Grading for Equity

Watch this video Extrinsic Grading

How to Give Effective Feedback

Watch this video

Feedback loop vs formative assessment

Often the two concepts are considered the same, but the traditional methods of formative assessment of the last 30 years are similar but limited in their impact in a personalized environment. Brookhart gives us a clue in chapter 5 on the subtle differences:

Minstrell, Anderson, and Li (2009) conducted professional development and videotaped science teachers using the formative assessment process. They found that although different teachers may appear to be following the same formative assessment steps—gathering data, interpreting it, and acting on the findings—underlying intentions and purposes made a big difference in the quality of their work. Less effective formative assessment was characterized by teachers’ actions, even if they were doing student activities, and typically answered the question “How many of my students have ‘got it’?” For students who did not “get it,” teachers assigned a review. More effective formative assessment was characterized by teachers asking what students were thinking in relation to learning goals, interpreting the strengths and problem areas in their thinking, and then designing feedback or additional learning experiences for students to target those diagnosed needs.

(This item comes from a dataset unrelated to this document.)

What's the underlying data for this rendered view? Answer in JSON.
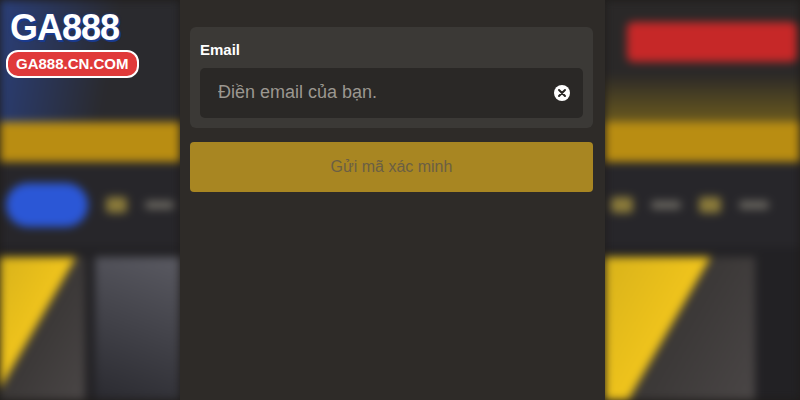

It is important as a teacher/facilitator to decipher the difference in the two approaches.

Mastery Learning Handbook

Check out the book website

Flash Feedback

While Flash Feedback is written by a writing teacher, the insights and tips on feedback are applicable to nearly all content areas. For example, as he describes Effective Elements for feedback, he states:

Effectiveness Element #2: Feedback Should Provide a Path Forward, Not an Autopsy

Our feedback should always provide direction and incentives for next steps, not drive home how the student did wrong.

Johnson sets the tone for feedback and goal setting by quoting Hattie:

In a discussion of goal setting, John Hattie (2012) argues, “Students often set safe targets. . . . Our job is to mess that up. . . . Our job is to help them exceed what they think they can do.”

Johnson also talks about the role of mindsets with feedback, including some points on praise that support what we have learned in Self Determination Theory:

Grading from the Inside Out

Accuracy and Confidence: Our Grading True North

Grading From Inside Out offers a different mindset with grading.

The standards-based mindset comprises three components that, when put together, reshape the grading paradigm.

1.Give students full credit for what they know.

2.Redefine accountability.

3.Repurpose the role of homework.

With traditional grading practices, teachers often combine what a student knows with what he or she used to not know (typically via mean averaging) to calculate a grade.

Giving students full credit for what they know, regardless of how slowly they got there, is fundamental

As opposed to common grading practices (see previous activity) the role of grading should reflect the learners’ level of mastery:

Grades must be a reflection of student proficiency, not a reward for compliance.

When students don’t follow through on expectations, some teachers believe that they must do something, and while that may be true, the something they choose is often misplaced: an academic consequence for a behavioral misstep. Teachers lose focus—even credibility—when they mismatch consequences with the issue at hand. Nowhere is our true north of accuracy and confidence more at risk than with the issue of accountability.